Rosa Álvarez is a woman and mother, and she has traveled from Medellín to participate in the action. She is part of another group that was founded in Medellín, the Partido de las Doñas, “a beautiful and shared party,” as she describes it, that unites mothers who have lost their sons and daughters due to the violence in the city. “Our pain brings us together,” she tells me, “but in spite of this pain we have to move forward and we have received unconditional support from these organizations, for which I feel very grateful.” On the day of the planting, she was at the center of the action next to Luz Marina Bernal, a leader from the group of Mothers of Soacha was was planted with the photo of her son. When I asked her why she had planted herself, she replied: “We women are a gender that has suffered so much discrimination because of patriarchy. This action is important to make us feel, to show that we are also worthy and to show men and the world, that, if it were not for women, this world would not exist.”
She was accompanied by Gloria González, a 64-year-old woman also from Medellín and member of the Partido de Las Doñas, who was planted “for thousands of reasons: for the respect they owe us, for more social justice, for a dignified life, equitable work, to have access to health, for so many difficulties, so much lack of opportunity, to show that we women are present and that we are moving forwards.” After the planting, Gloria told me how she felt: “all parts of my heart and of my body are moved…this is a very beautiful experience in which you feel like you are relaxing and that you are saying things in silence, without violence. I felt very dignified, it was a new rebirth.”
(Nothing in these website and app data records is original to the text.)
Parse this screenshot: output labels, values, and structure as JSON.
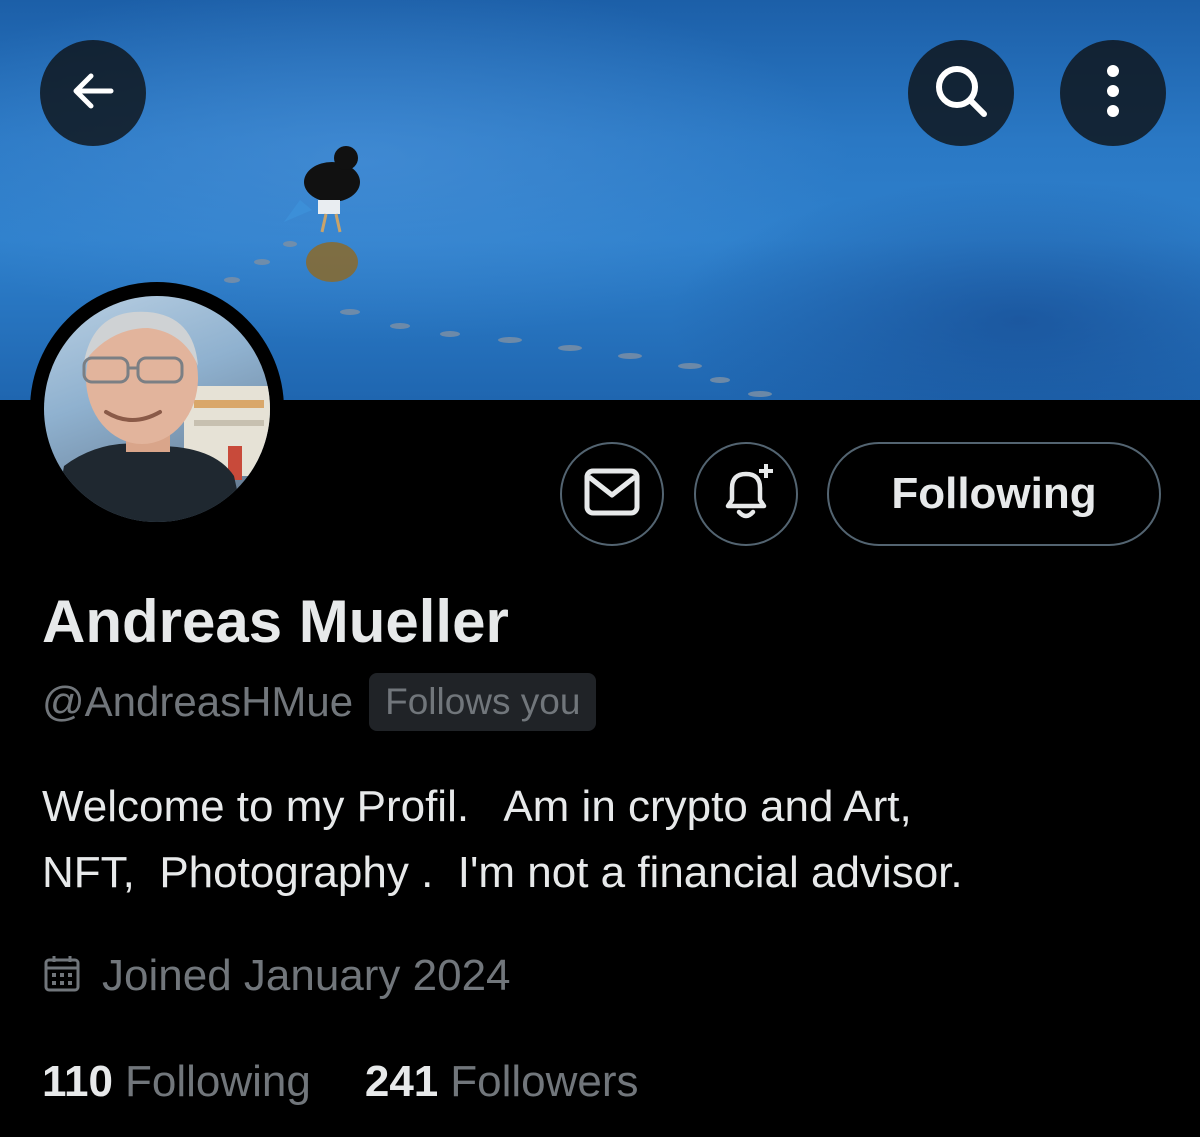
{
  "header": {
    "back_icon": "arrow-left-icon",
    "search_icon": "search-icon",
    "more_icon": "more-vertical-icon"
  },
  "profile": {
    "name": "Andreas Mueller",
    "handle": "@AndreasHMue",
    "follows_you_badge": "Follows you",
    "bio": "Welcome to my Profil.   Am in crypto and Art,\nNFT,  Photography .  I'm not a financial advisor.",
    "joined": "Joined January 2024",
    "following_count": "110",
    "following_label": "Following",
    "followers_count": "241",
    "followers_label": "Followers"
  },
  "actions": {
    "message_icon": "mail-icon",
    "notify_icon": "bell-plus-icon",
    "follow_state_label": "Following"
  },
  "colors": {
    "background": "#000000",
    "primary_text": "#e7e9ea",
    "secondary_text": "#71767b",
    "border": "#536471"
  }
}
The morning of Sunday, November 25 was full of symbols of protest. It was a union of women, but also men who reject this violence. At the end of the performance-action, the 40 women who were planted joined together with the other people present who were supporting the initiative, and their cry was “we unite and mobilize to guarantee a society free from violence, we are Cuerpos Gramaticales,” then they read a manifesto promoting the empowerment of women and a rejection of violence against them and their bodies, for being women. A moment of strength and hope, full of smiles.
Written by Nathalie Bienfait for PBI Colombia